Graduation Semester and Year




Document Type


Degree Name

Master of Science in Earth and Environmental Science


Earth and Environmental Sciences

First Advisor

Merlynd K Nestell

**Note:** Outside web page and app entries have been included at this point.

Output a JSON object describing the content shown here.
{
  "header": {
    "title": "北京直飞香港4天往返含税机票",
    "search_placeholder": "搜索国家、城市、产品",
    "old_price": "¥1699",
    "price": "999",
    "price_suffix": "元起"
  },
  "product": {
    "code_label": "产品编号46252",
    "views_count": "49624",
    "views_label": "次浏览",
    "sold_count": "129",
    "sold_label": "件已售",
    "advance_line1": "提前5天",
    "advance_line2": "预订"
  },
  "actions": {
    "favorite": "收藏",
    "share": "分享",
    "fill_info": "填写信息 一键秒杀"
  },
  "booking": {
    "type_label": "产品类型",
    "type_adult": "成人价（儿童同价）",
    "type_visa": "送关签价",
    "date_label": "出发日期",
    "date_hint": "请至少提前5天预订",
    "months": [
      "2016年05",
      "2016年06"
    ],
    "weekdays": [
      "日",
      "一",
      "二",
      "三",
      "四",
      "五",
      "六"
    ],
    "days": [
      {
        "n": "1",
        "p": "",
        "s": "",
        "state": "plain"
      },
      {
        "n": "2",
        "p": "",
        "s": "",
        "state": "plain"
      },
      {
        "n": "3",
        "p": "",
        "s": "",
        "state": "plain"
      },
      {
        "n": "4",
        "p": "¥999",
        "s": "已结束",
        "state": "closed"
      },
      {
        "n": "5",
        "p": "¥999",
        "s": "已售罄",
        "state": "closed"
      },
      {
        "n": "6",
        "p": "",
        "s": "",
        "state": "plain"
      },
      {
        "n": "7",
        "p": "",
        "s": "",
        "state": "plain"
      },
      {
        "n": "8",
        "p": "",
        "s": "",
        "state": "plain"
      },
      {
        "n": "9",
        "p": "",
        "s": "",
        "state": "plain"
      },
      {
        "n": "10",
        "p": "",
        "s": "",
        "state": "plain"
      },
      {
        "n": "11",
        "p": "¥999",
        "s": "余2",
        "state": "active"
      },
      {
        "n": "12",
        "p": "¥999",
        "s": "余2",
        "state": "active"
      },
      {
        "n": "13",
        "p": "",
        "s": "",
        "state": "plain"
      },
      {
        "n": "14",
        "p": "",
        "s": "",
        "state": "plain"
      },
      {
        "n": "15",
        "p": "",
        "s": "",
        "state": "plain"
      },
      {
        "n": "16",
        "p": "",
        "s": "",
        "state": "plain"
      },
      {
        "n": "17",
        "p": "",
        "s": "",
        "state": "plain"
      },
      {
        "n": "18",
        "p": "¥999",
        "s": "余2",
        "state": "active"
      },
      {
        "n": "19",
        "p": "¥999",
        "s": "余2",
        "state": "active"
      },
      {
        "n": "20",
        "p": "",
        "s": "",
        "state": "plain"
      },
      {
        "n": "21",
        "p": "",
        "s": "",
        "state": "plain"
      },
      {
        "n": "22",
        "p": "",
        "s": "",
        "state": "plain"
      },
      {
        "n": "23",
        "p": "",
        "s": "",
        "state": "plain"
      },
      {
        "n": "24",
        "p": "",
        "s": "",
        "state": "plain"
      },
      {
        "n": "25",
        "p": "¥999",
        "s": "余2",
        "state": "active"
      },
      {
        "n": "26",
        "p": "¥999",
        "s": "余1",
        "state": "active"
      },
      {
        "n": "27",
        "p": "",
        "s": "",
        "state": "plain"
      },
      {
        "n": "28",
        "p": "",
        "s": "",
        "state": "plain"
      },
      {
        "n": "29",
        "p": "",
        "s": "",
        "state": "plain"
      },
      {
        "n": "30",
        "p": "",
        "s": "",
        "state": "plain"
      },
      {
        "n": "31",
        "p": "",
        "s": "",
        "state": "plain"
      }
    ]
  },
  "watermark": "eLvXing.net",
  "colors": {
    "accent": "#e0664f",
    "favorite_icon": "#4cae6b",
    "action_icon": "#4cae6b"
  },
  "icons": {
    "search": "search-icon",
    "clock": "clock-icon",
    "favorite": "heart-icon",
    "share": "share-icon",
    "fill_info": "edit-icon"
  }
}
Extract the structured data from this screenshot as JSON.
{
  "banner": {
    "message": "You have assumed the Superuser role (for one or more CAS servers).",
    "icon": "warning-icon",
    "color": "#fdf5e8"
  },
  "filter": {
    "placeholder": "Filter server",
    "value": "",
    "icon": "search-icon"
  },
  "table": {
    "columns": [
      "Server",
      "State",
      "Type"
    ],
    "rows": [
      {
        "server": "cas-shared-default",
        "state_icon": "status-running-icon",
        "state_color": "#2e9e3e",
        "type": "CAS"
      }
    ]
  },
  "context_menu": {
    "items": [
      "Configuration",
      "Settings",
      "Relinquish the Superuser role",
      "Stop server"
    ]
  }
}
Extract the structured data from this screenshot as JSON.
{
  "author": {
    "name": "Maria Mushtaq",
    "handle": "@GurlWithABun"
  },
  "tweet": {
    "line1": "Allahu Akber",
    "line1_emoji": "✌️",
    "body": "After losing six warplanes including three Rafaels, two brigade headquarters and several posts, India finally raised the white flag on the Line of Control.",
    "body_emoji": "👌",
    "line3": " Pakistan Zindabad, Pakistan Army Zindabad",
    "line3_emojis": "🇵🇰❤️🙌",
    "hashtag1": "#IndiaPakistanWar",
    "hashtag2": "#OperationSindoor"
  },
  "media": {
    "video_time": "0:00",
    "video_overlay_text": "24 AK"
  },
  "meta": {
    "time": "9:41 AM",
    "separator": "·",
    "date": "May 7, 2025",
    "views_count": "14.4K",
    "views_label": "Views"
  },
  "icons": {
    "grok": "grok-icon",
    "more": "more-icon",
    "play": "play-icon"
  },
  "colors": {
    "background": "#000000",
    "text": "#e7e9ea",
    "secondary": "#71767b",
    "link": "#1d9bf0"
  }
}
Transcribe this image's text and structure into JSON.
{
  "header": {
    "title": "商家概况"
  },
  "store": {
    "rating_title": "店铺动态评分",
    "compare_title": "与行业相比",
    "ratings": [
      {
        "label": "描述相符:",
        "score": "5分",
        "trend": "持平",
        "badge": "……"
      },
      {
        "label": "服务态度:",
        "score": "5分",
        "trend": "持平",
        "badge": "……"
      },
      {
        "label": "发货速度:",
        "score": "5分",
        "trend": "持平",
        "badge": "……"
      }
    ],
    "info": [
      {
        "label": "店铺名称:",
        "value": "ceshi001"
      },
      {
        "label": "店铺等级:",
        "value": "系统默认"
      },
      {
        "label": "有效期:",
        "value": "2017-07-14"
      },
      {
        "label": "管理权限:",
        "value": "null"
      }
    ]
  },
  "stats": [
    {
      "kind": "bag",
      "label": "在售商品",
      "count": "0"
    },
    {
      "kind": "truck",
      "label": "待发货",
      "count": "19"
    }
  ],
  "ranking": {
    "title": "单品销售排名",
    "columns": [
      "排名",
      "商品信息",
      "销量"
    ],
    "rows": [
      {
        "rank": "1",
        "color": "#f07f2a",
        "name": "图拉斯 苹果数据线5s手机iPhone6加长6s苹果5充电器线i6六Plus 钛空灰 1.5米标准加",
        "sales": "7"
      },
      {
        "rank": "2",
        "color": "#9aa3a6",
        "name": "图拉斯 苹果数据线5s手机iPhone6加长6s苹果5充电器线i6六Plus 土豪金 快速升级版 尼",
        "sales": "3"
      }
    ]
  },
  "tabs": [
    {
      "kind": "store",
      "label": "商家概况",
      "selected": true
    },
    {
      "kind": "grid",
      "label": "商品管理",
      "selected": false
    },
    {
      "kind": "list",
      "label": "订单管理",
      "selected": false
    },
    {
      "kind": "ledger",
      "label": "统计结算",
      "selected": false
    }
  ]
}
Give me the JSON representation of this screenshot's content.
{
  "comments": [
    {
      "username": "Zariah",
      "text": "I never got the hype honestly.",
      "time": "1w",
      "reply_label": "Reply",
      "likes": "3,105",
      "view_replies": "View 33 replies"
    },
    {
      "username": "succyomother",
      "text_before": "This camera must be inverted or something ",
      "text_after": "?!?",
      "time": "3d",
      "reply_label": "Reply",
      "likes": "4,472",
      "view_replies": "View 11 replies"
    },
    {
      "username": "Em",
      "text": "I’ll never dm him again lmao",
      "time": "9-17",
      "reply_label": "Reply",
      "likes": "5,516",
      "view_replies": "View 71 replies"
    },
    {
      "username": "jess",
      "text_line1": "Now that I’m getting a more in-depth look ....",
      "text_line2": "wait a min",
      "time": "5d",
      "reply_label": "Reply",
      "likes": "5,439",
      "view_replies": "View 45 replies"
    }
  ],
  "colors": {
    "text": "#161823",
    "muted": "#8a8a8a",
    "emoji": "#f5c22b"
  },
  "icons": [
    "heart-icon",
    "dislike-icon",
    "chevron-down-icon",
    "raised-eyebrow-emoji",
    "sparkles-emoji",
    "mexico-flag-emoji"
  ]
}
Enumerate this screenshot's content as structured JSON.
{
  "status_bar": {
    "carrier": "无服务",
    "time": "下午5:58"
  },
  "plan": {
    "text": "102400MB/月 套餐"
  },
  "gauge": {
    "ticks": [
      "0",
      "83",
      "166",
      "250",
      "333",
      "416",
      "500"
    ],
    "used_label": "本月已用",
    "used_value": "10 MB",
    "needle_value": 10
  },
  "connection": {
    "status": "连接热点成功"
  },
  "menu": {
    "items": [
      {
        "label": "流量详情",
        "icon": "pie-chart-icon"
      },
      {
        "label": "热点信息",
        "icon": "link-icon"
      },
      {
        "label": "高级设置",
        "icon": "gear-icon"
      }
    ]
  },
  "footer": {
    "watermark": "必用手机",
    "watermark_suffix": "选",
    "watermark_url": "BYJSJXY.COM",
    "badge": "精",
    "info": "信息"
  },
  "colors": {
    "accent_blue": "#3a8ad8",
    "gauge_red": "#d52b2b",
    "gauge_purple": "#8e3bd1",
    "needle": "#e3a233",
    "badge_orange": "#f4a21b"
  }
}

In the Apache Mountains of West Texas, Middle Permian (Guadalupian) strata a portion of the Delaware Basin part of the Capitan Reef is well exposed in many canyons that cut through the northern escarpment in the eastern part of the mountains. In Panther Canyon, the massive part of the Capitan Reef is well exposed and overlain by a stratigraphic sequence of lagoonal carbonate deposits referred to the Yates and Tansill Formations. At the entrance to Panther Canyon, two sections of these stratified carbonate rocks have been measured and described: the PC7 section, 31.8 meters thick, with eight distinct packages and the PC8 section, 86 meters thick, with 18 packages. Faunal assemblages consisting of algae, sponges, brachiopods, ostracodes, bryozoans, and foraminifers, are Capitanian (Late Guadalupian, Middle Permian) in age. Fusulinids present are Codonofusiella extensa, Yabeina texana, Paradoxiella pratti, and Reichelina lamarensis and the ranges of these genera enable these sections to be biostratigraphically correlated to extensively studied sections in the nearby Guadalupe Mountains to the north (Skinner and Wilde, 1955; Tyrrell, 1962; Nestell and Nestell, 2006; Wilde et al., 1999). Microfacies analysis has revealed the stratified carbonate rocks were generated within reef, proximal back-reef, and lagoon depositional environments. The environmental conditions were controlled by the eustatic condition during the time of deposition. Lagoon rocks appear to contain two distinct microfacies: (1) Biomicrite containing dasycladacean green algal remains was deposited on the lagoon floor in calm, marine water. A barrier reef would disrupt any wave action and protect the lagoon allowing for the deposition of fine carbonate mud amongst the skeletal remains of the lagoon inhabitants. (2) Bioclastic intrasparite was deposited in barrier wash-over fans generated by storm events. Large, storm generated, high energy waves could wash over the barrier reef and disturb the fine carbonate lagoonal sediment and transport it out of the barrier inlets. Reef detritus generated by wave action can mechanically erode the fore-reef structure and be transported shoreward and deposited within the lagoon. The resultant allochemical composition of the rocks would be fore-reef derived carbonate intraclasts amongst lagoonal faunal and floral components.


Carbonate, Lagoon, Apache Mountains, Delaware Basin, Permian, Biostratigraphy, Carbonate petrology, Capitanian, Guadalupian, West Texas


Earth Sciences | Physical Sciences and Mathematics


Degree granted by The University of Texas at Arlington